Records for processing Start Marker

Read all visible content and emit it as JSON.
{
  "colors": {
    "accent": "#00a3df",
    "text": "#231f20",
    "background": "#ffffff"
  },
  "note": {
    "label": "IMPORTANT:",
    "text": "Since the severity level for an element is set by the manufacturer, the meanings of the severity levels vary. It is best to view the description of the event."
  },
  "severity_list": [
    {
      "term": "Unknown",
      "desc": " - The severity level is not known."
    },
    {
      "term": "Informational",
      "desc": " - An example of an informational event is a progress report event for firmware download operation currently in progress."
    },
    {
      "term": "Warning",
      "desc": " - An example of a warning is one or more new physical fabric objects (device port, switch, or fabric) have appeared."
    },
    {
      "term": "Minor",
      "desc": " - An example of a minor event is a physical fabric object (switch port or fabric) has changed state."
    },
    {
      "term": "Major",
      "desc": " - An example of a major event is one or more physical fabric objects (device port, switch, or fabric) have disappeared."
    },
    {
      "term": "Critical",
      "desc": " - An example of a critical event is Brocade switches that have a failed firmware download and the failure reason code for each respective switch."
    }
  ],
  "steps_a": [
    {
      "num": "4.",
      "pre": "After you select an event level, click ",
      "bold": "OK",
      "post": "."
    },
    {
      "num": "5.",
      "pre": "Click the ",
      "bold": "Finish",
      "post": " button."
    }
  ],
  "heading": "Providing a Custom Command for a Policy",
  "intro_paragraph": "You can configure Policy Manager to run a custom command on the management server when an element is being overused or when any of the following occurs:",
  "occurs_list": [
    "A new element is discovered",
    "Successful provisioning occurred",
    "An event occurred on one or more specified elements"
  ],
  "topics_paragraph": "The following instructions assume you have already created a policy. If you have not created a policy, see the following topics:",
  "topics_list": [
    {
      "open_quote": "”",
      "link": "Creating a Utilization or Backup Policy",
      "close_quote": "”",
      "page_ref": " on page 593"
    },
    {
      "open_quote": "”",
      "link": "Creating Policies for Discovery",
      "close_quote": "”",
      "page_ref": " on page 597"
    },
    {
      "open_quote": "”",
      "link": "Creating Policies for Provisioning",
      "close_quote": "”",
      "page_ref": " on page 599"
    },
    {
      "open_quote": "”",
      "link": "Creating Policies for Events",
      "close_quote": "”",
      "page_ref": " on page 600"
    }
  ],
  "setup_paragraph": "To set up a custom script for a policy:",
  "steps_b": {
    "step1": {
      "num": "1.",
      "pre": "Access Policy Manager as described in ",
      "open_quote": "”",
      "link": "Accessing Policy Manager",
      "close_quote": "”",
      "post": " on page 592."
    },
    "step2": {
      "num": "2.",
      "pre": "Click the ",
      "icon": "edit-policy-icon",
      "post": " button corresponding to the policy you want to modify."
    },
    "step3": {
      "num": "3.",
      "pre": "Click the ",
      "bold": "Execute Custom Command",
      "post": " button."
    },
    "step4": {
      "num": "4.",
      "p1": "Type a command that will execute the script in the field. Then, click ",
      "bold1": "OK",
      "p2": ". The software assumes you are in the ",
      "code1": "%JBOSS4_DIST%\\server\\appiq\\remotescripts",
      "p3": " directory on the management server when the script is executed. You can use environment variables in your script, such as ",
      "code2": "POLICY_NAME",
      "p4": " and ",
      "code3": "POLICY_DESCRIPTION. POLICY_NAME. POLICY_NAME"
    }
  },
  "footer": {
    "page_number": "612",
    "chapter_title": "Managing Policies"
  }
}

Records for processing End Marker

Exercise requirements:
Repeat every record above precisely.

Response to this task:
Read all visible content and emit it as JSON.
{
  "colors": {
    "accent": "#00a3df",
    "text": "#231f20",
    "background": "#ffffff"
  },
  "note": {
    "label": "IMPORTANT:",
    "text": "Since the severity level for an element is set by the manufacturer, the meanings of the severity levels vary. It is best to view the description of the event."
  },
  "severity_list": [
    {
      "term": "Unknown",
      "desc": " - The severity level is not known."
    },
    {
      "term": "Informational",
      "desc": " - An example of an informational event is a progress report event for firmware download operation currently in progress."
    },
    {
      "term": "Warning",
      "desc": " - An example of a warning is one or more new physical fabric objects (device port, switch, or fabric) have appeared."
    },
    {
      "term": "Minor",
      "desc": " - An example of a minor event is a physical fabric object (switch port or fabric) has changed state."
    },
    {
      "term": "Major",
      "desc": " - An example of a major event is one or more physical fabric objects (device port, switch, or fabric) have disappeared."
    },
    {
      "term": "Critical",
      "desc": " - An example of a critical event is Brocade switches that have a failed firmware download and the failure reason code for each respective switch."
    }
  ],
  "steps_a": [
    {
      "num": "4.",
      "pre": "After you select an event level, click ",
      "bold": "OK",
      "post": "."
    },
    {
      "num": "5.",
      "pre": "Click the ",
      "bold": "Finish",
      "post": " button."
    }
  ],
  "heading": "Providing a Custom Command for a Policy",
  "intro_paragraph": "You can configure Policy Manager to run a custom command on the management server when an element is being overused or when any of the following occurs:",
  "occurs_list": [
    "A new element is discovered",
    "Successful provisioning occurred",
    "An event occurred on one or more specified elements"
  ],
  "topics_paragraph": "The following instructions assume you have already created a policy. If you have not created a policy, see the following topics:",
  "topics_list": [
    {
      "open_quote": "”",
      "link": "Creating a Utilization or Backup Policy",
      "close_quote": "”",
      "page_ref": " on page 593"
    },
    {
      "open_quote": "”",
      "link": "Creating Policies for Discovery",
      "close_quote": "”",
      "page_ref": " on page 597"
    },
    {
      "open_quote": "”",
      "link": "Creating Policies for Provisioning",
      "close_quote": "”",
      "page_ref": " on page 599"
    },
    {
      "open_quote": "”",
      "link": "Creating Policies for Events",
      "close_quote": "”",
      "page_ref": " on page 600"
    }
  ],
  "setup_paragraph": "To set up a custom script for a policy:",
  "steps_b": {
    "step1": {
      "num": "1.",
      "pre": "Access Policy Manager as described in ",
      "open_quote": "”",
      "link": "Accessing Policy Manager",
      "close_quote": "”",
      "post": " on page 592."
    },
    "step2": {
      "num": "2.",
      "pre": "Click the ",
      "icon": "edit-policy-icon",
      "post": " button corresponding to the policy you want to modify."
    },
    "step3": {
      "num": "3.",
      "pre": "Click the ",
      "bold": "Execute Custom Command",
      "post": " button."
    },
    "step4": {
      "num": "4.",
      "p1": "Type a command that will execute the script in the field. Then, click ",
      "bold1": "OK",
      "p2": ". The software assumes you are in the ",
      "code1": "%JBOSS4_DIST%\\server\\appiq\\remotescripts",
      "p3": " directory on the management server when the script is executed. You can use environment variables in your script, such as ",
      "code2": "POLICY_NAME",
      "p4": " and ",
      "code3": "POLICY_DESCRIPTION. POLICY_NAME. POLICY_NAME"
    }
  },
  "footer": {
    "page_number": "612",
    "chapter_title": "Managing Policies"
  }
}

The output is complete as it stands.